‘Ask a Question’, Day 25 #31DBBBDay25 with @problogger

Image purchased from iStockphoto by Digital Fingerprint

10 reasons why asking your readers questions work:

  1. Gives readers a sense of community/participation & a sense of the blog being alive [This is why we have asked #digidisciple(s) to consider blogging less often, but undertaking to comment on other’s blogs]
  2. Increases stickiness as people more likely to return to a blog they’ve contributed to.
  3. Effortless to write, though not necessarily to moderate!
  4. Helps you understand where your readers are at with particular topics.
  5. Answers can fuel future post ideas.
  6. “They open up opportunities for follow-up posts as you summarize the answers, pick up conversations, and even answer the question yourself.”
  7. Well-worded questions that people will ask for in search engines can help pagerank.
  8. As other bloggers pick up the conversation on their own blogs – it provides incoming links.
  9. Allows you to enter into a conversation with people commenting.

10. “Reader answers can sometimes be used as actual posts. I’ve promoted the comments people have made on my blog to actual blog posts, adding a few extra comments of my own and giving credit to the comment leaver, of course.”

It can be worrying putting such questions out in fear that no one responses, but a well constructed post which contains your own answer can still be valuable. Darren continues to reassure that only about 1% of readers tend to comment – so keep trying!

12 tips for asking readers questions on your blog

  1. Be relevant to blog topic.
  2. Ask a question that builds on a previous (popular) post
  3. Ask questions that are answerable
  4. Ask questions people will what to know the answer to
  5. Suggest possible answers which help start a discussion.
  6. Start with an either/or question – e.g. Twitter or Facebook?
  7. Try using a poll with a limited number of options
  8. Ask a controversial question – but be prepared for responses.
  9. If you’re confident people will respond – hold back on your answer and turn it into a separate post.

10. Use a ‘community workshop’ – pose a question and ask readers to contribute advice on the topic – with the comments section becoming a resource. (e.g. How would you photograph a funeral?)

  1. Ask personal questions – what do people do rather than think – e.g. favourite Bible verse. (Gives great insight into readers, and what they might be interested in).

12. Follow up question posts with summaries of answers – demonstrating that you value answers/contributions.

Don’t limit yourself to a blog post: Ask a question on social media (with a hashtag, etc.) allowing immediacy of responses – then seek ways to collate and share those.  [Potentially a blog post – but I often do this with Storify!]

Today’s Notes

What happens if you don’t think you’ll get any comment:

  1. Write your question post.

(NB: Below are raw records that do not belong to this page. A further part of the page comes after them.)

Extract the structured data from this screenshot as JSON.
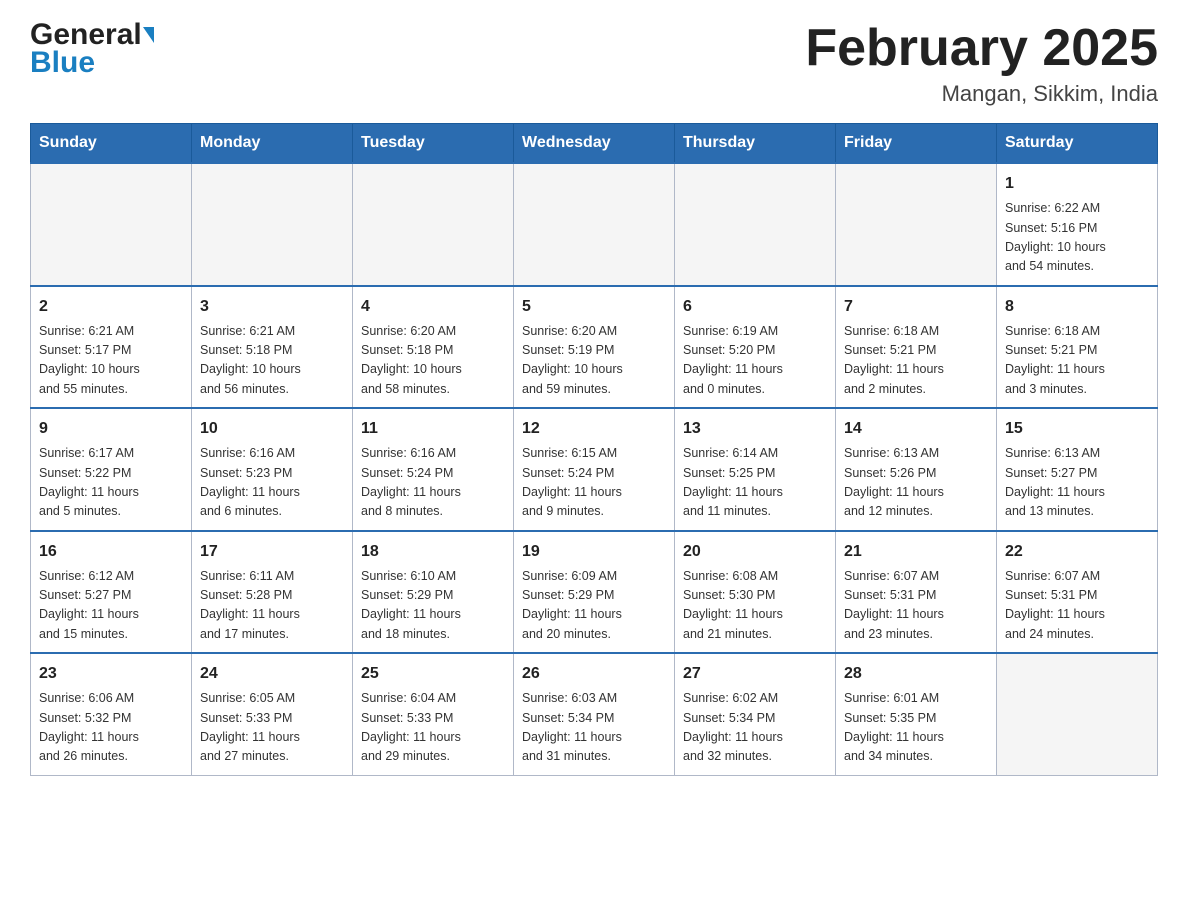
{
  "header": {
    "logo_general": "General",
    "logo_blue": "Blue",
    "month_year": "February 2025",
    "location": "Mangan, Sikkim, India"
  },
  "days_of_week": [
    "Sunday",
    "Monday",
    "Tuesday",
    "Wednesday",
    "Thursday",
    "Friday",
    "Saturday"
  ],
  "weeks": [
    [
      {
        "day": "",
        "info": ""
      },
      {
        "day": "",
        "info": ""
      },
      {
        "day": "",
        "info": ""
      },
      {
        "day": "",
        "info": ""
      },
      {
        "day": "",
        "info": ""
      },
      {
        "day": "",
        "info": ""
      },
      {
        "day": "1",
        "info": "Sunrise: 6:22 AM\nSunset: 5:16 PM\nDaylight: 10 hours\nand 54 minutes."
      }
    ],
    [
      {
        "day": "2",
        "info": "Sunrise: 6:21 AM\nSunset: 5:17 PM\nDaylight: 10 hours\nand 55 minutes."
      },
      {
        "day": "3",
        "info": "Sunrise: 6:21 AM\nSunset: 5:18 PM\nDaylight: 10 hours\nand 56 minutes."
      },
      {
        "day": "4",
        "info": "Sunrise: 6:20 AM\nSunset: 5:18 PM\nDaylight: 10 hours\nand 58 minutes."
      },
      {
        "day": "5",
        "info": "Sunrise: 6:20 AM\nSunset: 5:19 PM\nDaylight: 10 hours\nand 59 minutes."
      },
      {
        "day": "6",
        "info": "Sunrise: 6:19 AM\nSunset: 5:20 PM\nDaylight: 11 hours\nand 0 minutes."
      },
      {
        "day": "7",
        "info": "Sunrise: 6:18 AM\nSunset: 5:21 PM\nDaylight: 11 hours\nand 2 minutes."
      },
      {
        "day": "8",
        "info": "Sunrise: 6:18 AM\nSunset: 5:21 PM\nDaylight: 11 hours\nand 3 minutes."
      }
    ],
    [
      {
        "day": "9",
        "info": "Sunrise: 6:17 AM\nSunset: 5:22 PM\nDaylight: 11 hours\nand 5 minutes."
      },
      {
        "day": "10",
        "info": "Sunrise: 6:16 AM\nSunset: 5:23 PM\nDaylight: 11 hours\nand 6 minutes."
      },
      {
        "day": "11",
        "info": "Sunrise: 6:16 AM\nSunset: 5:24 PM\nDaylight: 11 hours\nand 8 minutes."
      },
      {
        "day": "12",
        "info": "Sunrise: 6:15 AM\nSunset: 5:24 PM\nDaylight: 11 hours\nand 9 minutes."
      },
      {
        "day": "13",
        "info": "Sunrise: 6:14 AM\nSunset: 5:25 PM\nDaylight: 11 hours\nand 11 minutes."
      },
      {
        "day": "14",
        "info": "Sunrise: 6:13 AM\nSunset: 5:26 PM\nDaylight: 11 hours\nand 12 minutes."
      },
      {
        "day": "15",
        "info": "Sunrise: 6:13 AM\nSunset: 5:27 PM\nDaylight: 11 hours\nand 13 minutes."
      }
    ],
    [
      {
        "day": "16",
        "info": "Sunrise: 6:12 AM\nSunset: 5:27 PM\nDaylight: 11 hours\nand 15 minutes."
      },
      {
        "day": "17",
        "info": "Sunrise: 6:11 AM\nSunset: 5:28 PM\nDaylight: 11 hours\nand 17 minutes."
      },
      {
        "day": "18",
        "info": "Sunrise: 6:10 AM\nSunset: 5:29 PM\nDaylight: 11 hours\nand 18 minutes."
      },
      {
        "day": "19",
        "info": "Sunrise: 6:09 AM\nSunset: 5:29 PM\nDaylight: 11 hours\nand 20 minutes."
      },
      {
        "day": "20",
        "info": "Sunrise: 6:08 AM\nSunset: 5:30 PM\nDaylight: 11 hours\nand 21 minutes."
      },
      {
        "day": "21",
        "info": "Sunrise: 6:07 AM\nSunset: 5:31 PM\nDaylight: 11 hours\nand 23 minutes."
      },
      {
        "day": "22",
        "info": "Sunrise: 6:07 AM\nSunset: 5:31 PM\nDaylight: 11 hours\nand 24 minutes."
      }
    ],
    [
      {
        "day": "23",
        "info": "Sunrise: 6:06 AM\nSunset: 5:32 PM\nDaylight: 11 hours\nand 26 minutes."
      },
      {
        "day": "24",
        "info": "Sunrise: 6:05 AM\nSunset: 5:33 PM\nDaylight: 11 hours\nand 27 minutes."
      },
      {
        "day": "25",
        "info": "Sunrise: 6:04 AM\nSunset: 5:33 PM\nDaylight: 11 hours\nand 29 minutes."
      },
      {
        "day": "26",
        "info": "Sunrise: 6:03 AM\nSunset: 5:34 PM\nDaylight: 11 hours\nand 31 minutes."
      },
      {
        "day": "27",
        "info": "Sunrise: 6:02 AM\nSunset: 5:34 PM\nDaylight: 11 hours\nand 32 minutes."
      },
      {
        "day": "28",
        "info": "Sunrise: 6:01 AM\nSunset: 5:35 PM\nDaylight: 11 hours\nand 34 minutes."
      },
      {
        "day": "",
        "info": ""
      }
    ]
  ]
}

Keep it on-topic and easy to answer. A poll might be a good starting place, as it’s easy for people to complete, and keeps the responses anonymous.
  2. Be the first person to answer your own question. This will start the ball rolling.
  3. 3.    Email a few friends, pull in some favors,
and ask others to help out by answering the question or voting in the poll… .which may then draw out lurking readers who don’t want to be the first to post.

[This is how I started with Big Bible – hence you will see many well-commented early posts .. just not sure how to keep that momentum going…]

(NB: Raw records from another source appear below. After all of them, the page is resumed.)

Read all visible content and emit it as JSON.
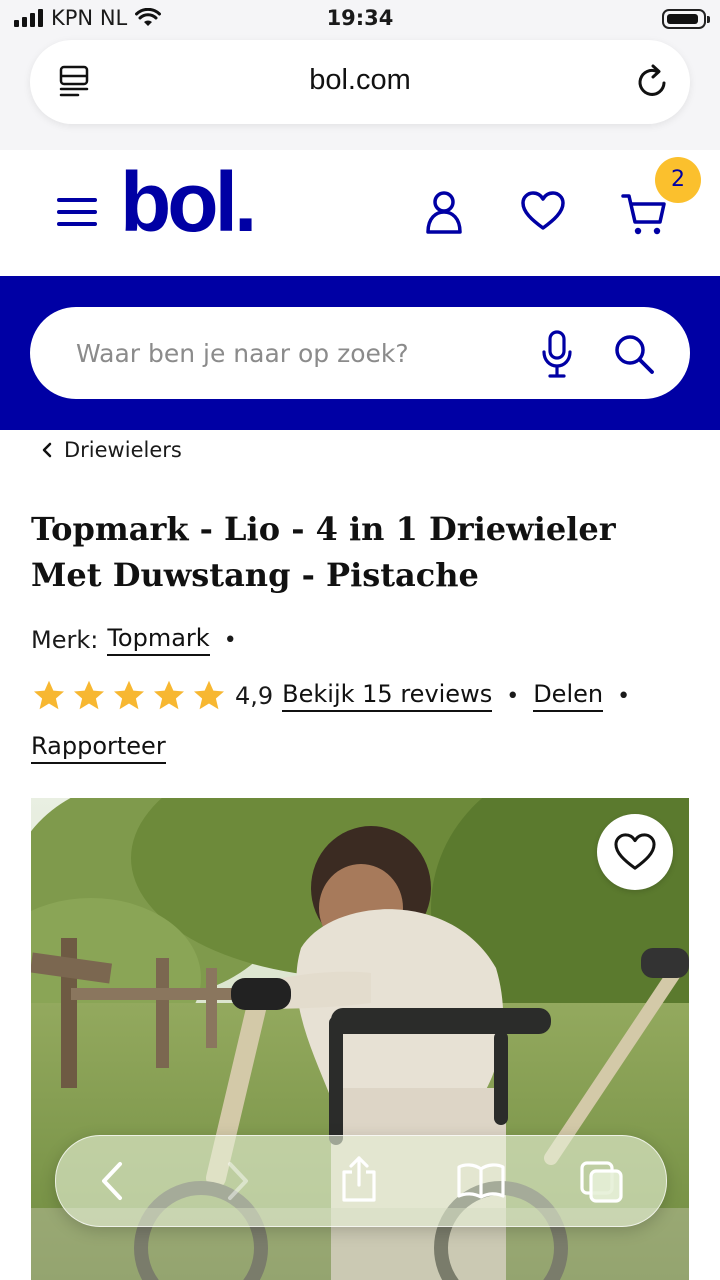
{
  "status_bar": {
    "carrier": "KPN NL",
    "time": "19:34",
    "battery_level": 0.9
  },
  "browser": {
    "url": "bol.com"
  },
  "header": {
    "logo_text": "bol.",
    "cart_count": "2"
  },
  "search": {
    "placeholder": "Waar ben je naar op zoek?"
  },
  "breadcrumb": {
    "label": "Driewielers"
  },
  "product": {
    "title": "Topmark - Lio - 4 in 1 Driewieler Met Duwstang - Pistache",
    "brand_label": "Merk:",
    "brand": "Topmark",
    "rating_value": "4,9",
    "rating_stars": 5,
    "reviews_link": "Bekijk 15 reviews",
    "share_link": "Delen",
    "report_link": "Rapporteer"
  },
  "colors": {
    "brand_blue": "#0000a4",
    "star_yellow": "#f7b731",
    "badge_yellow": "#fbc02d"
  },
  "icons": [
    "signal-icon",
    "wifi-icon",
    "battery-icon",
    "page-menu-icon",
    "reload-icon",
    "menu-icon",
    "account-icon",
    "wishlist-icon",
    "cart-icon",
    "microphone-icon",
    "search-icon",
    "chevron-left-icon",
    "star-icon",
    "heart-icon",
    "back-icon",
    "forward-icon",
    "share-icon",
    "bookmarks-icon",
    "tabs-icon"
  ]
}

Darren mentions how https://www.facebook.com/tommyismyname used the number of readers he had in his Facebook group to run a Facebook course – offering options daily as to what people wanted to see the next day.

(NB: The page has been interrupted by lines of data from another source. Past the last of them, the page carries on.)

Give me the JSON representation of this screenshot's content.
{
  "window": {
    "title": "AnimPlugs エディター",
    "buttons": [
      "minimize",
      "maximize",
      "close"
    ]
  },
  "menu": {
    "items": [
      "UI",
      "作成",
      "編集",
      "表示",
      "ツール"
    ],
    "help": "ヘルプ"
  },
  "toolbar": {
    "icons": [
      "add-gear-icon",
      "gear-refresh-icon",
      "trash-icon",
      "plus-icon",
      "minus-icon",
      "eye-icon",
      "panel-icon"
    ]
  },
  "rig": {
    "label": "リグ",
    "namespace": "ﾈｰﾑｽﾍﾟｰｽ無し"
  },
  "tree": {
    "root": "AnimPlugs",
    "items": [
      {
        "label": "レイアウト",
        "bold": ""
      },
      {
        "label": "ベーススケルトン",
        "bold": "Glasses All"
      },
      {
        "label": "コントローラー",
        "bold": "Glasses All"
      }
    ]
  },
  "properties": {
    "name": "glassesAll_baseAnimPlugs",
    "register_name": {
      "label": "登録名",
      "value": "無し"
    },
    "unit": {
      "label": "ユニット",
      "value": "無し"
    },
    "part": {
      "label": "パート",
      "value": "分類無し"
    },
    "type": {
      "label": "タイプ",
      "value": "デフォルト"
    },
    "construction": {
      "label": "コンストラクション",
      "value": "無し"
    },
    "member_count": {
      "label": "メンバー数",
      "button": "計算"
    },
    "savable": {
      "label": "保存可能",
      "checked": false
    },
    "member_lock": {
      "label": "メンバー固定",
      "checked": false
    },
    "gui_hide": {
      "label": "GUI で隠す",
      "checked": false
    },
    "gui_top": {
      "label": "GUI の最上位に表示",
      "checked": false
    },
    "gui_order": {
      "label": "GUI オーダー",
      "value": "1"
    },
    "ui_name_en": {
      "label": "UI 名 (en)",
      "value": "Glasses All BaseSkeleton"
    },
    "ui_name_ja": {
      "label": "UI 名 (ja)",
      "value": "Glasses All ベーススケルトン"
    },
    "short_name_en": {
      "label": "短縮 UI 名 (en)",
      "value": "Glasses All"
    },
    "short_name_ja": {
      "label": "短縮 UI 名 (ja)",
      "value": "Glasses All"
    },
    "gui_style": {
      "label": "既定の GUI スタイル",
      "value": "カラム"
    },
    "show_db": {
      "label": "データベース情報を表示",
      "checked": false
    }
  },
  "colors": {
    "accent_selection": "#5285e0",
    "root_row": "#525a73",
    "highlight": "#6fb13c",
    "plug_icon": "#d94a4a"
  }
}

Further Reading

About bigbible

The #BigBible Project. Educating in the digital spaces, creating 'bigger Bible conversations' between #digidisciple(s). Look out for #bigread14.